German Verb Subcategorisation Database extracted from MATE Dependency Parses

Based on the SubCat-Extractor, we induced verb subcategorisation information from German MATE dependency parses. The subcategorisation database is represented in a compact but linguistically detailed and flexible format, comprising various aspects of verb information, complement information and sentence information, within a one-line-per-clause style. Here are a few examples from the paper:
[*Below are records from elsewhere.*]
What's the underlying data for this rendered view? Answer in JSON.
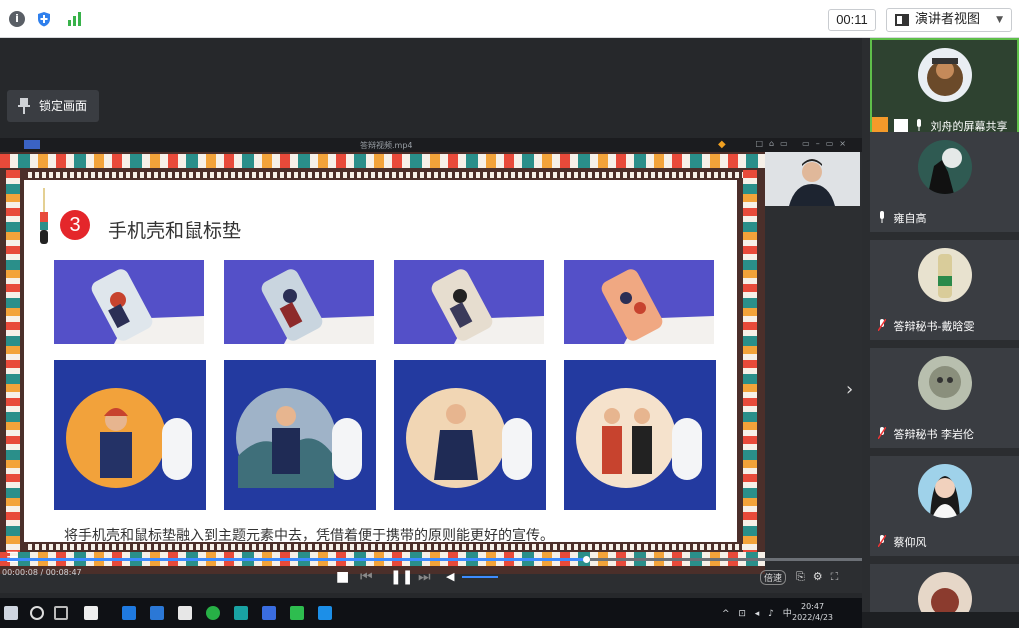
{
  "topbar": {
    "timer": "00:11",
    "view_label": "演讲者视图",
    "icons": [
      "info-icon",
      "shield-icon",
      "signal-icon"
    ]
  },
  "stage": {
    "lock_label": "锁定画面"
  },
  "player": {
    "file_name": "答辩视频.mp4",
    "timecode": "00:00:08 / 00:08:47",
    "progress": 0.68,
    "speed_label": "倍速"
  },
  "slide": {
    "number": "3",
    "title": "手机壳和鼠标垫",
    "caption": "将手机壳和鼠标垫融入到主题元素中去，凭借着便于携带的原则能更好的宣传。"
  },
  "taskbar": {
    "clock_time": "20:47",
    "clock_date": "2022/4/23"
  },
  "participants": [
    {
      "name": "刘舟的屏幕共享",
      "active": true
    },
    {
      "name": "雍自高",
      "active": false
    },
    {
      "name": "答辩秘书-戴晗雯",
      "active": false
    },
    {
      "name": "答辩秘书 李岩伦",
      "active": false
    },
    {
      "name": "蔡仰风",
      "active": false
    }
  ],
  "colors": {
    "accent": "#3d8bff",
    "active_border": "#5fbf4a",
    "slide_red": "#e4262b",
    "card_purple": "#5450c8",
    "card_navy": "#233aa0"
  }
}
As a natural and immediately subsequent step, we induced a subcategorisation frame lexicon from the verb data. Taking voice into account, we summed over the various complement combinations a verb lemma appeared with. For example, among the most frequent subcategorisation frames for the verb glauben ‘believe’ are a subcategorised clause ‘believe that’ (freq: 52,710), a subcategorised prepositional phrase with preposition anacc ‘believe in’ (freq: 4,596) and an indirect object ‘trust s.o.’ (freq: 2,514). In addition, we took the actual complement heads into account. For example, among the most frequent combinations of heads that are subjects and indirect objects of glauben are ‘one, survey’ and ‘nobody, him’. Paying attention to a specific complement type (e.g., the direct object within a transitive frame), we induced information that is relevant for collocation analyses. For example, among the most frequent indirect objects of glauben in a transitive frame are Wort ‘word’, Bericht ‘report’, and Aussage ‘statement’.

So far, we have applied the SubCat-Extractor to the German web corpus SdeWaC (Faaß and Eckart, 2013), which contains approx. 880 million words, and a Wikipedia dump from April 10, 2011, containing approx. 430 million words.

See here on how to obtain the data.


Silke Scheible, Sabine Schulte im Walde, Marion Weller, Max Kisselew (2013)
A Compact but Linguistically Detailed Database for German Verb Subcategorisation relying on Dependency Parses from a Web Corpus: Tool, Guidelines and Resource
In: Proceedings of the 8th Web as Corpus Workshop. Lancaster, UK.